Just more than 24 years ago, airline pilot Jérôme Binachon and computer engineer Jean-Paul Monnin had an idea to develop a flight training device that unites different aircraft types in one simulator. That effort produced Alsim’s ALX simulator, and today as the company has evolved, their AL250 and AL172 simulators are being chosen by flight schools worldwide. Alsim has also developed a dedicated Diamond DA42 simulator as well as their Alsim Airliner, which is a hybrid design based on the Airbus A320/Boeing B737 flight decks.

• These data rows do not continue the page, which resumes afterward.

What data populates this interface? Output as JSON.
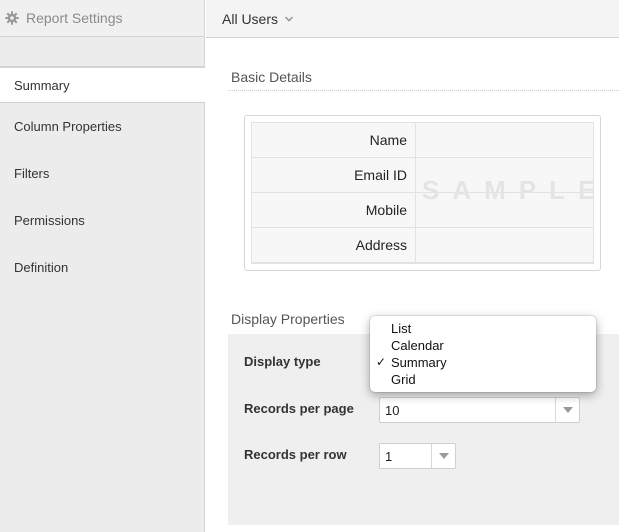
{
  "sidebar": {
    "title": "Report Settings",
    "items": [
      {
        "label": "Summary",
        "active": true
      },
      {
        "label": "Column Properties"
      },
      {
        "label": "Filters"
      },
      {
        "label": "Permissions"
      },
      {
        "label": "Definition"
      }
    ]
  },
  "topbar": {
    "user_filter": "All Users"
  },
  "basic_details": {
    "title": "Basic Details",
    "fields": [
      "Name",
      "Email ID",
      "Mobile",
      "Address"
    ],
    "watermark": "SAMPLE"
  },
  "display_properties": {
    "title": "Display Properties",
    "display_type_label": "Display type",
    "display_type_options": [
      "List",
      "Calendar",
      "Summary",
      "Grid"
    ],
    "display_type_selected": "Summary",
    "records_per_page_label": "Records per page",
    "records_per_page_value": "10",
    "records_per_row_label": "Records per row",
    "records_per_row_value": "1"
  },
  "icons": {
    "gear": "gear-icon",
    "caret": "chevron-down-icon",
    "check": "checkmark-icon"
  },
  "colors": {
    "sidebar_bg": "#ececec",
    "panel_bg": "#efefef",
    "watermark": "#e4e4e4"
  }
}
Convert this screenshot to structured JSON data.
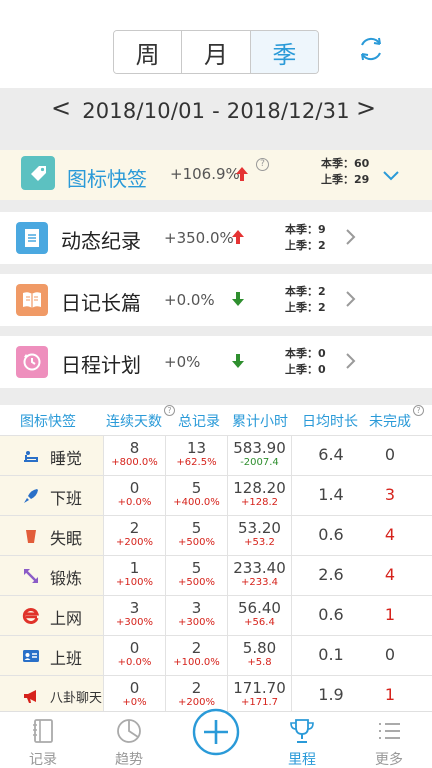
{
  "period_tabs": [
    "周",
    "月",
    "季"
  ],
  "date_range": "2018/10/01 - 2018/12/31",
  "nav_prev": "<",
  "nav_next": ">",
  "categories": [
    {
      "title": "图标快签",
      "pct": "+106.9%",
      "trend": "up",
      "cur": "本季：60",
      "prev": "上季：29",
      "color": "#5cc1c1",
      "icon": "tag-icon"
    },
    {
      "title": "动态纪录",
      "pct": "+350.0%",
      "trend": "up",
      "cur": "本季：9",
      "prev": "上季：2",
      "color": "#4aa8e0",
      "icon": "document-icon"
    },
    {
      "title": "日记长篇",
      "pct": "+0.0%",
      "trend": "down",
      "cur": "本季：2",
      "prev": "上季：2",
      "color": "#f09a66",
      "icon": "book-icon"
    },
    {
      "title": "日程计划",
      "pct": "+0%",
      "trend": "down",
      "cur": "本季：0",
      "prev": "上季：0",
      "color": "#ee8fbd",
      "icon": "clock-icon"
    }
  ],
  "table": {
    "headers": [
      "图标快签",
      "连续天数",
      "总记录",
      "累计小时",
      "日均时长",
      "未完成"
    ],
    "rows": [
      {
        "name": "睡觉",
        "icon": "bed-icon",
        "streak": "8",
        "streak_d": "+800.0%",
        "total": "13",
        "total_d": "+62.5%",
        "hours": "583.90",
        "hours_d": "-2007.4",
        "avg": "6.4",
        "undone": "0"
      },
      {
        "name": "下班",
        "icon": "rocket-icon",
        "streak": "0",
        "streak_d": "+0.0%",
        "total": "5",
        "total_d": "+400.0%",
        "hours": "128.20",
        "hours_d": "+128.2",
        "avg": "1.4",
        "undone": "3"
      },
      {
        "name": "失眠",
        "icon": "cup-icon",
        "streak": "2",
        "streak_d": "+200%",
        "total": "5",
        "total_d": "+500%",
        "hours": "53.20",
        "hours_d": "+53.2",
        "avg": "0.6",
        "undone": "4"
      },
      {
        "name": "锻炼",
        "icon": "expand-arrows-icon",
        "streak": "1",
        "streak_d": "+100%",
        "total": "5",
        "total_d": "+500%",
        "hours": "233.40",
        "hours_d": "+233.4",
        "avg": "2.6",
        "undone": "4"
      },
      {
        "name": "上网",
        "icon": "browser-icon",
        "streak": "3",
        "streak_d": "+300%",
        "total": "3",
        "total_d": "+300%",
        "hours": "56.40",
        "hours_d": "+56.4",
        "avg": "0.6",
        "undone": "1"
      },
      {
        "name": "上班",
        "icon": "id-card-icon",
        "streak": "0",
        "streak_d": "+0.0%",
        "total": "2",
        "total_d": "+100.0%",
        "hours": "5.80",
        "hours_d": "+5.8",
        "avg": "0.1",
        "undone": "0"
      },
      {
        "name": "八卦聊天",
        "icon": "megaphone-icon",
        "streak": "0",
        "streak_d": "+0%",
        "total": "2",
        "total_d": "+200%",
        "hours": "171.70",
        "hours_d": "+171.7",
        "avg": "1.9",
        "undone": "1"
      }
    ]
  },
  "bottom_nav": [
    {
      "label": "记录",
      "icon": "notebook-icon"
    },
    {
      "label": "趋势",
      "icon": "pie-chart-icon"
    },
    {
      "label": "里程",
      "icon": "trophy-icon"
    },
    {
      "label": "更多",
      "icon": "list-icon"
    }
  ],
  "colors": {
    "accent": "#2a9ad8",
    "up": "#e53333",
    "down": "#2f8f2f",
    "highlight_bg": "#fbf7e8"
  }
}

Alsim’s AL250 simulator was chosen recently by Harford Air Services in Churchville, Maryland, after the company’s founder Kevin Hess saw and flew the simulator at EAA AirVenture Oshkosh. “The AL250 will be a welcome new addition in our new hangar. With the real aircraft feel and actual Garmin avionics including a GTN650, it is easy to use and reliable. As an FAA-certified AATD, I know it will be a great lower-cost learning and training tool for all our students and instructors no matter their level of proficiency or number of hours flown,” Hess said. Harford Air is a FAA Part 141 flight school and a partner with the Community College of Baltimore County and is the only flight school in Harford County, Maryland.
Lanier Flight Center in Georgia chose Alsim’s AL172 MKII simulator to augment their fleet of Cessna 172 training aircraft as it is an exact replica of the Cessna 172 SP Skyhawk Nav III. Lanier’s AL172 features real Garmin G1000 NXi avionics and is equipped with the latest Alsim VFR Visual System (VFRVS). “Due to the VFRVS matched to the accurate force feedback,” Lanier stated, “our new AL250 provides students with the sense of motion in a fixed-base device. This immersion and depth perception allow the simulator to be used for basic private pilot, instrument instruction, and other flight training, cutting down time and costs required in an aircraft.” Lanier’s AL172 simulator was purchased with assistance from Sky Allies Capital, an Alsim partner based in Las Vegas that provides airplane, simulator and aviation equipment financing.
“We see the aviation world making a strong comeback post COVID-19,” said Troy Wheeler, president of Lanier. “Now appeared to be the perfect time to purchase a high-fidelity simulator that we can cement into our curriculum and enhance the training environment and experience.”
Speaking to the cost savings flight schools can offer students, Alsim’s North America Manager Scott Firsing said their simulators provide a significant cost savings when you factor in the expense of conducting the same training in actual aircraft. “Items like fuel and insurance costs, hard landings, 100-hour checks and other maintenance make training inherently expensive. Schools have to find effective and innovative ways to reduce costs while maintaining operational excellence. Even before COVID-19, but definitely now in mid-2020, flight school owners realize the arrival of technology such as new flight simulators will win tomorrow,” Firsing stated.